In normal times, finding Ascoli-Piceno’s culinary specialty in its historic center is no real challenge. But these are not ordinary times.

My son loves olive ascolane – olives stuffed with meat and deep fried. This is a common appetizer at restaurants throughout Italy, although, all too often, they are simply the frozen variety.

In the place of their birth, visitors can watch the freshly prepared olives fried before them – and eat them in restaurants or in paper cones as they walk around admiring this spectacular medieval town.

Despite the driving rain on a trip back to Rome following a race in Ancona, my son reminded me I had promised many times I would bring him to Ascoli-Piceno to show him the town and buy him his beloved stuffed olives. So we detoured off the highway to drive to Ascoli in search of a food much better enjoyed after a 400-meter race than before.

Ascoli-Piceno, Marche, Italy/Kimberly Sullivan

I’d only been to Ascoli-Piceno once, many, many years earlier.

The name derives from the Piceni population – one of the many peoples conquered by the Ancient Romans, in 89 BC, and absorbed into the Roman Empire. Although the city was laid out by the Romans and has preserved that urban structure, visitors today marvel at the beautiful medieval architecture for which the town is known.

Despite the silence of the town when we visited during the Corana era, we stood – virtually alone – under the rain in awe of the spectacular Piazza del Popolo, with its San Francesco church and baptistery (unfortunately, closed!) and the imposing Palazzo dei Capitani del Popolo.

Ascoli-Piceno, Marche, Italy/Kimberly Sullivan

I’d last been to Ascoli when it was full of life, with people chatting on the piazza and tables spilling out of the eateries and onto the lively piazza, so the silence was odd.
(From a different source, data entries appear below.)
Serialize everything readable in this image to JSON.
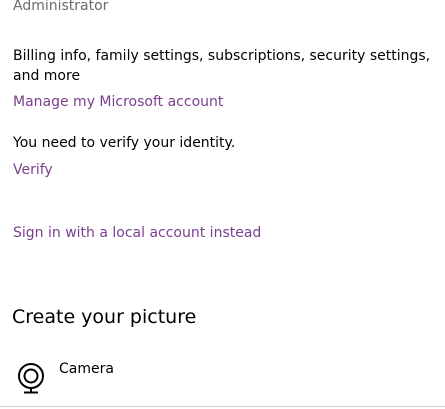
{
  "account": {
    "role": "Administrator",
    "description": "Billing info, family settings, subscriptions, security settings, and more",
    "manage_link": "Manage my Microsoft account",
    "verify_message": "You need to verify your identity.",
    "verify_link": "Verify",
    "local_account_link": "Sign in with a local account instead"
  },
  "picture": {
    "heading": "Create your picture",
    "options": [
      {
        "label": "Camera",
        "icon": "camera-icon"
      }
    ]
  },
  "colors": {
    "link": "#7a3f8f",
    "secondary_text": "#6b6b6b"
  }
}
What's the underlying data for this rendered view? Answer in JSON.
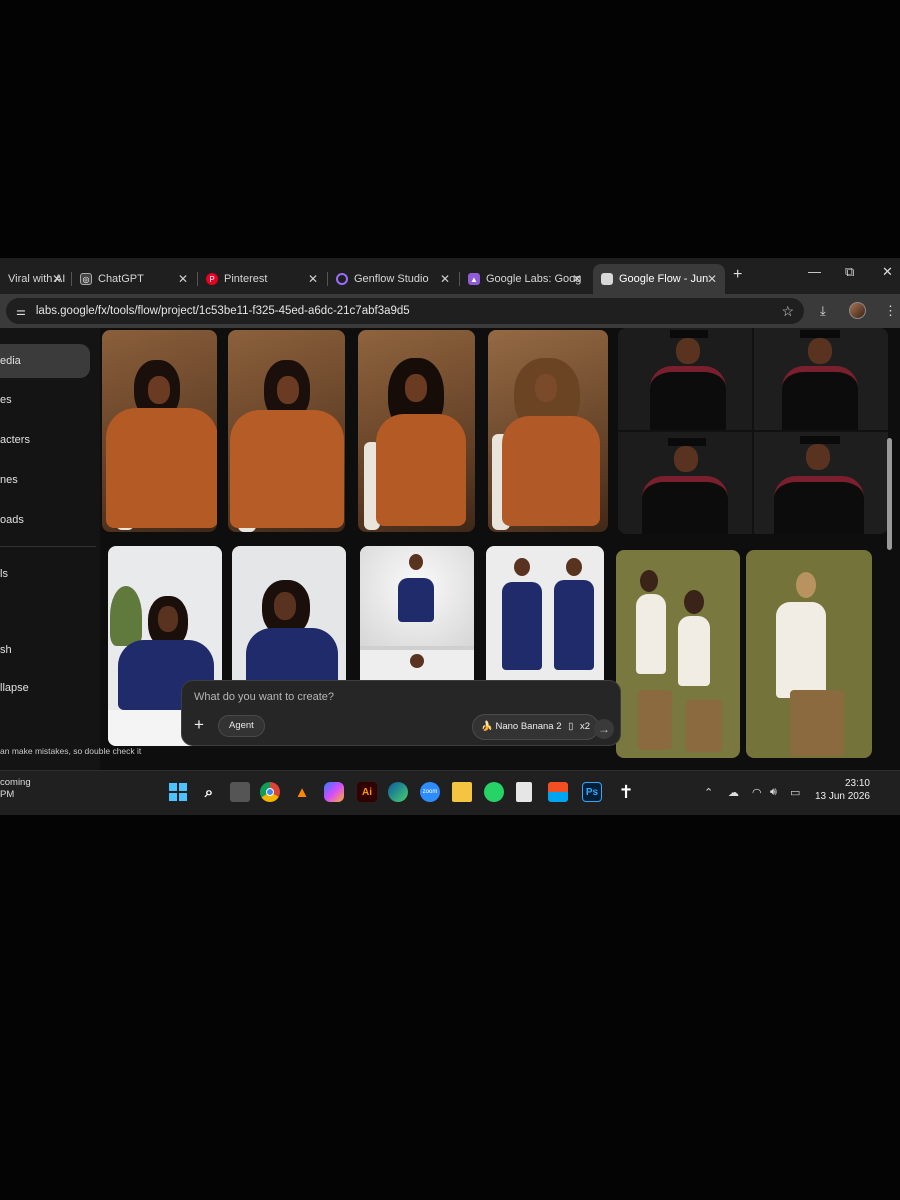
{
  "browser": {
    "tabs": [
      {
        "title": "Viral with AI",
        "icon": "orange-app-icon",
        "active": false
      },
      {
        "title": "ChatGPT",
        "icon": "chatgpt-icon",
        "active": false
      },
      {
        "title": "Pinterest",
        "icon": "pinterest-icon",
        "active": false
      },
      {
        "title": "Genflow Studio",
        "icon": "genflow-icon",
        "active": false
      },
      {
        "title": "Google Labs: Goog",
        "icon": "google-labs-icon",
        "active": false
      },
      {
        "title": "Google Flow - Jun",
        "icon": "flow-page-icon",
        "active": true
      }
    ],
    "new_tab": "+",
    "window_controls": {
      "minimize": "—",
      "restore": "⧉",
      "close": "✕"
    },
    "url": "labs.google/fx/tools/flow/project/1c53be11-f325-45ed-a6dc-21c7abf3a9d5"
  },
  "sidebar": {
    "items": [
      {
        "label": "edia",
        "active": true
      },
      {
        "label": "es",
        "active": false
      },
      {
        "label": "acters",
        "active": false
      },
      {
        "label": "nes",
        "active": false
      },
      {
        "label": "oads",
        "active": false
      },
      {
        "label": "ls",
        "active": false
      },
      {
        "label": "sh",
        "active": false
      },
      {
        "label": "llapse",
        "active": false
      }
    ],
    "disclaimer": "an make mistakes, so double check it"
  },
  "gallery": {
    "colors": {
      "orange_dress": "#b45a25",
      "brown_backdrop": "#6d4a2e",
      "navy_suit": "#1f2b6b",
      "white_backdrop": "#e9eaec",
      "olive_backdrop": "#79793f",
      "graduation_backdrop": "#1c1c1c",
      "maroon_hood": "#7a1f2e"
    },
    "items": [
      {
        "name": "orange-dress-portrait-1"
      },
      {
        "name": "orange-dress-portrait-2"
      },
      {
        "name": "orange-dress-portrait-3"
      },
      {
        "name": "orange-dress-portrait-4"
      },
      {
        "name": "graduation-portrait-grid"
      },
      {
        "name": "navy-suit-portrait-1"
      },
      {
        "name": "navy-suit-portrait-2"
      },
      {
        "name": "navy-dress-portrait-1"
      },
      {
        "name": "navy-dress-portrait-2"
      },
      {
        "name": "olive-white-dress-portrait-1"
      },
      {
        "name": "olive-white-dress-portrait-2"
      }
    ]
  },
  "composer": {
    "placeholder": "What do you want to create?",
    "plus": "+",
    "agent_label": "Agent",
    "model_label": "Nano Banana 2",
    "count_label": "x2",
    "send": "→"
  },
  "taskbar": {
    "weather_line1": "coming",
    "weather_line2": "PM",
    "apps": [
      {
        "name": "start-icon",
        "label": ""
      },
      {
        "name": "search-icon",
        "label": ""
      },
      {
        "name": "task-view-icon",
        "label": ""
      },
      {
        "name": "chrome-icon",
        "label": ""
      },
      {
        "name": "vlc-icon",
        "label": ""
      },
      {
        "name": "copilot-icon",
        "label": ""
      },
      {
        "name": "illustrator-icon",
        "label": "Ai"
      },
      {
        "name": "edge-icon",
        "label": ""
      },
      {
        "name": "zoom-icon",
        "label": "zoom"
      },
      {
        "name": "file-explorer-icon",
        "label": ""
      },
      {
        "name": "whatsapp-icon",
        "label": ""
      },
      {
        "name": "notepad-icon",
        "label": ""
      },
      {
        "name": "store-icon",
        "label": ""
      },
      {
        "name": "photoshop-icon",
        "label": "Ps"
      },
      {
        "name": "cross-icon",
        "label": "✝"
      }
    ],
    "time": "23:10",
    "date": "13 Jun 2026"
  }
}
More worrisome, all the eateries were now shuttered, so we started a treasure hunt for the famous stuffed olives.

For it is in Ascoli-Piceno where this culinary tradition began. It is said that this preparation was common for the cooks of aristocratic families in town, considered a common way to use up excess reserves of meat by stuffing green olives also grown locally. In this way, olive ascolane became a popular regional specialty.

In 1875, a local businessman set up a factory to produce these stuffed olives commercially and to distribute the marchigiano specialty around Italy. And the rest is history.

Luckily, our search was not in vain.

Ascoli-Piceno, Marche, Italy/Kimberly Sullivan

We did find the only shop open selling olive ascolane on that rainy, COVID lockdown day. Unfortunately, official rules did not allow us to eat there, but, at the same time, the rain made it impossible to stand outside.

In the end, we took our cones over to stand under the portico of the Palazzo dei Capitani del Popolo (also illegal with COVID rules, but there are limits to everything).

From there, we stayed dry under the eaves and watched the rain pour down on the postcard-perfect medieval piazza as we ate our piping hot olive ascolane.

Perfection.

Yum! Piping hot olive ascolane out on the (empty) Piazza del popolo

So much so that we returned to that only open shop and ordered a few dozen more to take home with us to Rome for a ready-made dinner later in the week.

Mission accomplished, we made a break back to the car for the long journey back to Rome. We’ll definitely be back, although next time I hope we’ll be ordering our stuffed olives and enjoying medieval Ascoli with all its other admirers.

Ascoli-Piceno, Marche, Italy/Kimberly Sullivan
Ascoli-Piceno, Marche, Italy/Kimberly Sullivan
Olive ascolane, Ascoli Piceno, Italy / Kimberly Sullivan